<<<<

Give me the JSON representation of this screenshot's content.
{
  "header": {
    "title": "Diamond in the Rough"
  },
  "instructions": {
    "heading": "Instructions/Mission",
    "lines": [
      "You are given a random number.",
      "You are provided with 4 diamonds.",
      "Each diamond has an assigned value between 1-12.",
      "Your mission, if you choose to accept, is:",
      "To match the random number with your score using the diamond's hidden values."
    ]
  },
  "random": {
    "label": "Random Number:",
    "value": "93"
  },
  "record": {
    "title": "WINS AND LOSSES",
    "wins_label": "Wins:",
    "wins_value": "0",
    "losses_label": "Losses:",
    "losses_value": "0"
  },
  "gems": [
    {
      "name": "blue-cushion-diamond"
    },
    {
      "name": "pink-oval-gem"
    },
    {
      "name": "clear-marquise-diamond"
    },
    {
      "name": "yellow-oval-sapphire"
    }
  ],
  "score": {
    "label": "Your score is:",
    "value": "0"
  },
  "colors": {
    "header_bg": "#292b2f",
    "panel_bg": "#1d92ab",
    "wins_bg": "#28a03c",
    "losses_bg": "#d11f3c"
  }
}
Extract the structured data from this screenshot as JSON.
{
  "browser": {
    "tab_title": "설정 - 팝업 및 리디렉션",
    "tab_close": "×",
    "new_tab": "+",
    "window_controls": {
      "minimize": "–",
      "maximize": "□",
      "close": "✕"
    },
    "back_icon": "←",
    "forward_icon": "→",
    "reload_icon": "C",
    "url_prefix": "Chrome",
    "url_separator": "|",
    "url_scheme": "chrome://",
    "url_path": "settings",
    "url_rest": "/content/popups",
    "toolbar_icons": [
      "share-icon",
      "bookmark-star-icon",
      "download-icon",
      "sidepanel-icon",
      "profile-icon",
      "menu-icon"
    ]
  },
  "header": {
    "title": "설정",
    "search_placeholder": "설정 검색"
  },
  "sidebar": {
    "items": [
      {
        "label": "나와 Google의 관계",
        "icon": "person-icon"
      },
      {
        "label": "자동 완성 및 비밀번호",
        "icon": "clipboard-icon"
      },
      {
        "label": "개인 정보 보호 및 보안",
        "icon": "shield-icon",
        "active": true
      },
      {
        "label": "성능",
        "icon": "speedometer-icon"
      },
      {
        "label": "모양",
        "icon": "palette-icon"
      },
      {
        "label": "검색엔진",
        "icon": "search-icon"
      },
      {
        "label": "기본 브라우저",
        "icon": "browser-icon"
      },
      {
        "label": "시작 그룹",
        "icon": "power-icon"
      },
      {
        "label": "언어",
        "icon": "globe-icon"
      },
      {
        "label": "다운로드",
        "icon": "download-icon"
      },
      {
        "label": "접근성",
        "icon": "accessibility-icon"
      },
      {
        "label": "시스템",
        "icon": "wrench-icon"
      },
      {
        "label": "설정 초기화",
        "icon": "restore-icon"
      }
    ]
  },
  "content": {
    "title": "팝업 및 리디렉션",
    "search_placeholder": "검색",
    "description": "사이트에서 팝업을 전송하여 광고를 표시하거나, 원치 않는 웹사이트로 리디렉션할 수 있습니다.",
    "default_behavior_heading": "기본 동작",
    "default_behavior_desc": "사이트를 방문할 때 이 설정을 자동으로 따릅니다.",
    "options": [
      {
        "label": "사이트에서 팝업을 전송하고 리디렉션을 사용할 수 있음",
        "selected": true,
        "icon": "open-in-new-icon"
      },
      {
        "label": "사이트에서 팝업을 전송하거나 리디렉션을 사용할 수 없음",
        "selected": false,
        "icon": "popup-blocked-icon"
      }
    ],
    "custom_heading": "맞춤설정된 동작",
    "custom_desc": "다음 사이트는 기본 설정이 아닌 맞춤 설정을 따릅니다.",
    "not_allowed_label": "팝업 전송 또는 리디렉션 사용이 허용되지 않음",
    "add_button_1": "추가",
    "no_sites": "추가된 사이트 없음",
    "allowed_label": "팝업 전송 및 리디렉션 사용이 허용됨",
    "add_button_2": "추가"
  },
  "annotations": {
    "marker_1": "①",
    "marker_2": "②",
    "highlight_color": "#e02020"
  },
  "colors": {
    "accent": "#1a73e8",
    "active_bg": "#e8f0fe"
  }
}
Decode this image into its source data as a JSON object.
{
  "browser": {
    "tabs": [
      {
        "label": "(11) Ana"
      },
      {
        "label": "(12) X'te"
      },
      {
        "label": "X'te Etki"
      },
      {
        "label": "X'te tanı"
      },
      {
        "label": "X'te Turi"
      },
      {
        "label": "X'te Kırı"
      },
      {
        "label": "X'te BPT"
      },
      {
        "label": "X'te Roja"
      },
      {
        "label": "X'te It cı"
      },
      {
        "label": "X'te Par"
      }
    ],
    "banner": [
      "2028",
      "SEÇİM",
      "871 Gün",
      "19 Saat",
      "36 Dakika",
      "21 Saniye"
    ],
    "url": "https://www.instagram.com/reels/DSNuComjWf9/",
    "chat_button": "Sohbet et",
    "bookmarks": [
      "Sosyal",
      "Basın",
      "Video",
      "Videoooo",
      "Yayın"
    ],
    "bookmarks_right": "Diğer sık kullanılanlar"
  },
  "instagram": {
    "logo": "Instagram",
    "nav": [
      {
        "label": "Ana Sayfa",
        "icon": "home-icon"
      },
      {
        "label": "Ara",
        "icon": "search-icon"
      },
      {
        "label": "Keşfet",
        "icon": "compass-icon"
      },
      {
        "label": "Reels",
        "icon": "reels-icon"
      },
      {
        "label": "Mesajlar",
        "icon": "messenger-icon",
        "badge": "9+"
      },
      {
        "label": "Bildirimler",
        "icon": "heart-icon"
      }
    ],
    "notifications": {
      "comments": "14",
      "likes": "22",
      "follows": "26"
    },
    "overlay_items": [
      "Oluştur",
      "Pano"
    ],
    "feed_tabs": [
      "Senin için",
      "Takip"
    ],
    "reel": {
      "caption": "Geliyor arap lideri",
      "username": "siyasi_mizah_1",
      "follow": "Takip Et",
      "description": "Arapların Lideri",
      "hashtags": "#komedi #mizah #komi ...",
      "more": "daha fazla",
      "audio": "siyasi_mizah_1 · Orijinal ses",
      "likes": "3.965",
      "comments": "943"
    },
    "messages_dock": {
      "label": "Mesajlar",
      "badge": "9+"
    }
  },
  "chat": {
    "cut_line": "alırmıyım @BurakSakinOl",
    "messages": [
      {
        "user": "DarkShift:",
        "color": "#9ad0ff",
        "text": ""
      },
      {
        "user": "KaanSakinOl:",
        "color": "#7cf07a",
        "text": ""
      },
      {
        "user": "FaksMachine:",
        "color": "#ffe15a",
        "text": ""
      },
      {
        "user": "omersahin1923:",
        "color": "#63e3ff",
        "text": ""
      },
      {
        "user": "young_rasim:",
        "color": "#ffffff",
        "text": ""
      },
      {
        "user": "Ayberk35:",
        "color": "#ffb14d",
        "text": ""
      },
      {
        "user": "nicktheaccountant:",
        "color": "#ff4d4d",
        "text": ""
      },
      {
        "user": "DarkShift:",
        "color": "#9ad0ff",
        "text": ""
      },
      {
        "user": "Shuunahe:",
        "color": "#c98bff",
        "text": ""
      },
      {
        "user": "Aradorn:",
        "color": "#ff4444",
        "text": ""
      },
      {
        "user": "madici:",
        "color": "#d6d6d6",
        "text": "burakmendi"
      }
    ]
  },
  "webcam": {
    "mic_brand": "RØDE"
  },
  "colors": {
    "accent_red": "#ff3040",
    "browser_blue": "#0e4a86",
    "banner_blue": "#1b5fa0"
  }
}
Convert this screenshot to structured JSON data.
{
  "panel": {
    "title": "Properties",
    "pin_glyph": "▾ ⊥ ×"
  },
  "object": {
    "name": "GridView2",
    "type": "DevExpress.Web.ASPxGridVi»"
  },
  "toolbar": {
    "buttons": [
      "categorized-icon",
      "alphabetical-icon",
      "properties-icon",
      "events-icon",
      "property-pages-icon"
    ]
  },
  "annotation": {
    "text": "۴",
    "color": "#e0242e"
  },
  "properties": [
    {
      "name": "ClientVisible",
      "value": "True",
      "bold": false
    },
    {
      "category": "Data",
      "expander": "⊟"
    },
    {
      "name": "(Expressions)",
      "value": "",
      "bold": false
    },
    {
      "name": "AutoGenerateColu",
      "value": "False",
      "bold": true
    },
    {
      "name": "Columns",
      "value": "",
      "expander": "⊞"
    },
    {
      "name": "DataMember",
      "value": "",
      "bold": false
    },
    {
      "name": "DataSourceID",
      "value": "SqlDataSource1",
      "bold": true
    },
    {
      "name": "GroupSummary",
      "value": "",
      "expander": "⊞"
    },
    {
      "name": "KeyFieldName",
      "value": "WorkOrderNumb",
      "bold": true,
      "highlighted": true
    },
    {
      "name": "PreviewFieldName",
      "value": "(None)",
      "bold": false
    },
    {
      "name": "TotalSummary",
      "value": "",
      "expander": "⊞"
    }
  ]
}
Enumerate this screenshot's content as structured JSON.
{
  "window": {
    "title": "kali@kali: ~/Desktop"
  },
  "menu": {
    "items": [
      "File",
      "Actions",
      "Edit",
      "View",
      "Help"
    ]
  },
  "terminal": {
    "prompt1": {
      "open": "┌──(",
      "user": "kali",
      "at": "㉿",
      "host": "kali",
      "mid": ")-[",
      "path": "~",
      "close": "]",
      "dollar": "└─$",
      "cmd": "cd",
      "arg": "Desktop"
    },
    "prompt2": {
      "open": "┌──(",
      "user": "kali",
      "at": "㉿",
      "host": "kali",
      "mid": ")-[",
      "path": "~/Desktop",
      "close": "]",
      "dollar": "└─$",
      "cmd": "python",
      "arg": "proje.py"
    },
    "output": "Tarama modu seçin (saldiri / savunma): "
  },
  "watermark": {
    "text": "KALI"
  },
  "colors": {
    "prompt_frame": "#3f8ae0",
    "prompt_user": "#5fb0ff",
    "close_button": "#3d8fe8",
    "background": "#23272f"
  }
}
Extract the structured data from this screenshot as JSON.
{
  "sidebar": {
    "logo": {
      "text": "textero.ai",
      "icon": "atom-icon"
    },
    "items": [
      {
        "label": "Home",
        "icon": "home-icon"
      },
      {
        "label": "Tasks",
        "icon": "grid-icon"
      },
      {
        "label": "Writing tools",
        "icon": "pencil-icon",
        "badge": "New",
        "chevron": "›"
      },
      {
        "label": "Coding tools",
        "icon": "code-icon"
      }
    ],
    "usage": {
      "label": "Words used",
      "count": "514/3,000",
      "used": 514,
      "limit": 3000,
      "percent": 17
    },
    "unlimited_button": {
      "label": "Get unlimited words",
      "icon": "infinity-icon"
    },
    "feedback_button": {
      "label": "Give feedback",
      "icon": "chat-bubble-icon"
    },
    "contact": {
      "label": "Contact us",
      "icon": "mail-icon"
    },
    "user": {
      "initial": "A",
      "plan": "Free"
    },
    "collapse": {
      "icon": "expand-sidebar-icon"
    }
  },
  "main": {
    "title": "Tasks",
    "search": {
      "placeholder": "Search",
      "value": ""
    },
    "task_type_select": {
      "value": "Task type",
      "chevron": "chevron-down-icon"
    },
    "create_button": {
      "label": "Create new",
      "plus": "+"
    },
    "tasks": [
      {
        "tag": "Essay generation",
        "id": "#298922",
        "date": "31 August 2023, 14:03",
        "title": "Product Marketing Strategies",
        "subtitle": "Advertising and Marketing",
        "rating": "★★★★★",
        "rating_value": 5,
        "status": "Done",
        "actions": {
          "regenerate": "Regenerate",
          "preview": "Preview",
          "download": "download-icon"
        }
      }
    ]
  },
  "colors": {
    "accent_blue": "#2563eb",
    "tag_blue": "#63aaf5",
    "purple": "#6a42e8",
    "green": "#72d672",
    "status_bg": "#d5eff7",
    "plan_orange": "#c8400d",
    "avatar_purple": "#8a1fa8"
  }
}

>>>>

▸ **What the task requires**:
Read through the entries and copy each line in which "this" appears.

▸ **Output below**:
Give me the JSON representation of this screenshot's content.
Extract the structured data from this screenshot as JSON.
Decode this image into its source data as a JSON object.
Convert this screenshot to structured JSON data.
Enumerate this screenshot's content as structured JSON.
Extract the structured data from this screenshot as JSON.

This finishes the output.